Dangers & Annoyances
- Inside the ruins, do not walk on any of the walls – this loosens the stonework and prompts a cacophony of whistle-blowing from the guards.
- Overnighting here is also illegal: guards do a thorough check of the site before it closes.
- Use of the only toilet facilities, just below the cafe, will set you back S1. Validate your ticket before leaving the complex to be allowed back in.
Preparations for Visiting
- Tiny sand-fly-like bugs abound. You won’t notice them biting, but you may be itching for a week. Bring insect repellent.
- The weather at Machu Picchu seems to have only two settings: heavy rain or bright, burning sunlight. Don’t forget rain gear and sunblock.
- Disposable plastic bottles and food are not allowed in the site, though vigilance is a bit lax. It’s best to eat outside the gate, use nondisposable water bottles and pack out all trash, even organic waste. Water (in glass bottles) is sold at the cafe just outside the entrance.
Entrance tickets often sell out: buy them in advance in Cuzco. The ticket booth in Aguas Calientes only accepts cash (soles). Check for changes in online purchasing: it is possible to use debit cards, but only for adult entry (to the ruins, Wayna Picchu and Cerro Machu Picchi). Student and child admission cannot be purchased online. Students must present an official school ID with photograph.
The site is limited to 5940 visitors daily, with 400 paid spots for hiking Wayna Picchu and Cerro Machu Picchu. Visitation is limited to a morning or afternoon ticket: morning tickets are valid between 6am and noon while afternoon tickets are valid between noon and 5:30pm. There is even talk of adding a third turn, which would shorten visits considerably!

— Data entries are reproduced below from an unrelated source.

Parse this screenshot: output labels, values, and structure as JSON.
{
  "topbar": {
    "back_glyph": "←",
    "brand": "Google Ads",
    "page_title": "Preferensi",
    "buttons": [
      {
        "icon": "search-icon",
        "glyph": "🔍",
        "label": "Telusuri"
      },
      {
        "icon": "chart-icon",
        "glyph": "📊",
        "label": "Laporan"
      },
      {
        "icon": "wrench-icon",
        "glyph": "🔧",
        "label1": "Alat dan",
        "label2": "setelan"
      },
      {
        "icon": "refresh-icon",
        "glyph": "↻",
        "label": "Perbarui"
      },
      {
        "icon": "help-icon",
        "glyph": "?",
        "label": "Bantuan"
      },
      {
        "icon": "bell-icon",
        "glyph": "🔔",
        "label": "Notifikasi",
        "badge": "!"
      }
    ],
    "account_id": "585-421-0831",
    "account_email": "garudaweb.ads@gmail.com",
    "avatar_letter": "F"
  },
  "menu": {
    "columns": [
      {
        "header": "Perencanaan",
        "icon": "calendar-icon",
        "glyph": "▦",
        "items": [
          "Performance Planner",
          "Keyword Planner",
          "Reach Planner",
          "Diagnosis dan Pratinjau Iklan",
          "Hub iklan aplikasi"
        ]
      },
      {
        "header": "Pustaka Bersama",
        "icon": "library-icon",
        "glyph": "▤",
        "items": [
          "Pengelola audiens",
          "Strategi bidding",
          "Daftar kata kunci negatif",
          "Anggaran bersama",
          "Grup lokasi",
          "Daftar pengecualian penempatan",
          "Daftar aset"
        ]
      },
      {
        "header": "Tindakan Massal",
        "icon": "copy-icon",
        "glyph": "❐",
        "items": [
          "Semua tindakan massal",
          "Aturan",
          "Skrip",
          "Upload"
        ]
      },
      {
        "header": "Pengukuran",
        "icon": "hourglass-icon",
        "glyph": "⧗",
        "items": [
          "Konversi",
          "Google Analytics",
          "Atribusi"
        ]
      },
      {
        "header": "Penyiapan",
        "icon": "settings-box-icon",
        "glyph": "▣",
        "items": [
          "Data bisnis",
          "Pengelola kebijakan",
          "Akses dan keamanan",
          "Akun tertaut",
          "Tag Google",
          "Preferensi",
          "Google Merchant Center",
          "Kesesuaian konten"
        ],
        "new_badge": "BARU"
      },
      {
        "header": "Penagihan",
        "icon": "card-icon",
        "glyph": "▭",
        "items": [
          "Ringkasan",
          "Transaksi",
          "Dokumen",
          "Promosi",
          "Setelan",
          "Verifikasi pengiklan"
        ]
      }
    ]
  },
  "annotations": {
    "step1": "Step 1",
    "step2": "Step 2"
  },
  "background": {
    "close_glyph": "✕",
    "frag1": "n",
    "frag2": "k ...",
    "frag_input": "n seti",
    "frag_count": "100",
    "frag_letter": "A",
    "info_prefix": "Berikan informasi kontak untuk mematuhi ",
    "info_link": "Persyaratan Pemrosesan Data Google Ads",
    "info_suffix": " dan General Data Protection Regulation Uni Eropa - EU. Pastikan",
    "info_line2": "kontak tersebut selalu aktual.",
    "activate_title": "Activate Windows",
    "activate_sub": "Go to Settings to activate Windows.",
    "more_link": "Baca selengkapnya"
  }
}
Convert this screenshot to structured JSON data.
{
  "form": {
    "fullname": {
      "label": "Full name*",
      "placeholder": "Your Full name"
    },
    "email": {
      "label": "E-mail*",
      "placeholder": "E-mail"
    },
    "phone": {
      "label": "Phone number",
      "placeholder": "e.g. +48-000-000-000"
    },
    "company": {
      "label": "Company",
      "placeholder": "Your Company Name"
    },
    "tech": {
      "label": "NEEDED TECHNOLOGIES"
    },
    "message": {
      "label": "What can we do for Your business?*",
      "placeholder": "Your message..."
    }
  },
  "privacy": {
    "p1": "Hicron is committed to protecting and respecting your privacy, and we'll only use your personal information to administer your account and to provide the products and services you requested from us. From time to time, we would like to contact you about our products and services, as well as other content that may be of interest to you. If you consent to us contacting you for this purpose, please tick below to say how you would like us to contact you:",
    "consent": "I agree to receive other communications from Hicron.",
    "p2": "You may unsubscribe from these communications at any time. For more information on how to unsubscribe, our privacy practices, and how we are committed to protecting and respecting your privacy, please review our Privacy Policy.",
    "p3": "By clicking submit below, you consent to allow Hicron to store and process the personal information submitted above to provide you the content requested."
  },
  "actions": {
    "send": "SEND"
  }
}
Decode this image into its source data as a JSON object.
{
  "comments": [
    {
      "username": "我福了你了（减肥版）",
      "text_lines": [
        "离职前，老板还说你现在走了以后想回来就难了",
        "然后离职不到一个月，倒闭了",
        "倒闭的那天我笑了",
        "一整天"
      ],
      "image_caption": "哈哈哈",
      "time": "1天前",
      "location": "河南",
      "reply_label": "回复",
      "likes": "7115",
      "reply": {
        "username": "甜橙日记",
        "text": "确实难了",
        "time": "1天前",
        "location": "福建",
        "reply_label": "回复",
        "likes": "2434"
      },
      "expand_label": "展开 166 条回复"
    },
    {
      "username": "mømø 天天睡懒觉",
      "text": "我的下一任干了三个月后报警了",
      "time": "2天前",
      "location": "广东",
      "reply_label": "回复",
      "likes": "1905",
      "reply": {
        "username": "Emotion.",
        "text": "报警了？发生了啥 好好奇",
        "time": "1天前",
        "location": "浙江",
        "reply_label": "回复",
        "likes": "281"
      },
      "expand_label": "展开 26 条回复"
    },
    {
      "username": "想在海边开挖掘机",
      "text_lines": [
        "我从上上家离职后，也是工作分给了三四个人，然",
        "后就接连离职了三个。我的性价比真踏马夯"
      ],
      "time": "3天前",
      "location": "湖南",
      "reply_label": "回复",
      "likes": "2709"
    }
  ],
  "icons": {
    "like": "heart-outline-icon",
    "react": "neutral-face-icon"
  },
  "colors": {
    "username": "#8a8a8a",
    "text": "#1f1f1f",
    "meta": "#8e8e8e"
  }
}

Drones, tripods and backpacks over 20L are not allowed into the ruins. Walking sticks are allowed. There are baggage check offices outside the entrance gate (S5 per item; 6am to 4pm). Bringing plastic bottles is frowned upon, so try to bring a reusable bottle, and if you do have food with you, keep it discreet.
For really in-depth information, take along a copy of Exploring Cuzco by Peter Frost.
Avoiding the Crowds
Avoiding the crowds has become harder than ever, especially since visitors are largely expected to walk a set route through the ruins, instead of spontaneously wandering. Choose the longer route unless you just want to skim – it might be hard to get back to it later.
High season is late May until early September, with June through August being the busiest months. A visit midweek during the rainy season guarantees you more room to breathe, especially during February, when the Inca Trail is closed.
Local guides (per person S150, in groups of six to 10 S30) are readily available for hire at the entrance. Their expertise varies, look for one wearing an official guide ID from DIRCETUR. Agree on a price in advance, clarify whether the fee is per person or group, and agree on the tour length and maximum group size.